Here are some pointers that can help you choose a realtor who understands your wants and needs and can help guide you through the buying or selling process.
- Verify a real estate agent's license
- Chemistry with your realtor is key
- Selling a home
- Buying a home
Real estate agents are licensed by the state once they've completed state-approved education classes. If you feel the need, go ahead and ask to see certification.
Good chemistry between a real estate agent and a buyer or seller is paramount. If your agent has a clear understanding of exactly what you're looking for — and, just as important, what you're not looking for — chances are you'll waste less time finding a home.
When you're selling a home, your real estate agent will advise you on a number of matters, including what the asking price of your property should be. It will be calculated, in part, based upon recent sales of comparable properties in your area.
Your agent also will be in charge of marketing your property to prospective buyers, often by hosting open houses for several potential buyers. Once a serious buyer is ready to make an offer, your real estate agent mediates the price negotiation.
Once both parties are satisfied, your agent accepts the offer on your behalf. From there, your agent will complete all the necessary contracts and paperwork in preparation for your closing.
Real estate agents work on commission, and you should expect to pay a commission of about 5 percent to 7 percent of the sale price of your home, after the paperwork is completed and the sale is final.
If you are buying a new home, the agent acts as your researcher, doing the legwork and sifting through the range of properties that might be right for you. It's important that you find someone familiar with the area where you want to live.
Because finding the right home can take time, you should look for an agent who has a willingness to work hard until your needs have been fulfilled.
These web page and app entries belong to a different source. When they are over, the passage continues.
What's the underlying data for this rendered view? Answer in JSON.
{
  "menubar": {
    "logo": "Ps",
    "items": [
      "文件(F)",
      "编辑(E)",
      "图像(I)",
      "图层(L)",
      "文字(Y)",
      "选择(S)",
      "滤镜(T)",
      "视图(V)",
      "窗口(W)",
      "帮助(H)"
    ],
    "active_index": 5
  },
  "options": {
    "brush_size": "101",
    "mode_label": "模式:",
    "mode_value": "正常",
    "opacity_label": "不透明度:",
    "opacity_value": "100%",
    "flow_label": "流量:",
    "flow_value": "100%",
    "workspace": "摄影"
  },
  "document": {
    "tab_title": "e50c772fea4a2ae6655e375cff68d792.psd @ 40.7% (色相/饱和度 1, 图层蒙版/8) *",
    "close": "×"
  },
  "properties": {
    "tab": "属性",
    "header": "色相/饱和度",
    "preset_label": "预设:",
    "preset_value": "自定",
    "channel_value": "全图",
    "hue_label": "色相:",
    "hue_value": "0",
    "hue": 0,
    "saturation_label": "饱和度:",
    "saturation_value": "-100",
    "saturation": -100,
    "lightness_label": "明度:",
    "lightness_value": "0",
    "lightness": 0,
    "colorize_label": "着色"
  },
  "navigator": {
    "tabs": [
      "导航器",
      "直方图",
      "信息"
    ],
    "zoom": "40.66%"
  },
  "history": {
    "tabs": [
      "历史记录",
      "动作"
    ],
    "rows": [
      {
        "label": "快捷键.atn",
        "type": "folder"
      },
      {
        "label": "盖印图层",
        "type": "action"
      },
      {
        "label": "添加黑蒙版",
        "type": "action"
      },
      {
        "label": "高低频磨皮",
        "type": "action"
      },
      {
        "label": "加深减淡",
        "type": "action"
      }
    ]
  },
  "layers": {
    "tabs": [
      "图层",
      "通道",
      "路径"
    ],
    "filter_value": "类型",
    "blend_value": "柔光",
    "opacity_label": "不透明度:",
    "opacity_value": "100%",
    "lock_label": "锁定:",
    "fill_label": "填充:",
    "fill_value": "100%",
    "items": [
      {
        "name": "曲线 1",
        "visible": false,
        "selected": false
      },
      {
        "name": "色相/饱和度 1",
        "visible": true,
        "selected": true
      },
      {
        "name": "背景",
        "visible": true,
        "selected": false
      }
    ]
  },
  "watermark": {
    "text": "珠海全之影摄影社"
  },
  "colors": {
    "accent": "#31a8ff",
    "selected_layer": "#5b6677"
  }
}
As a buyer, you're not responsible for paying the agent's commission.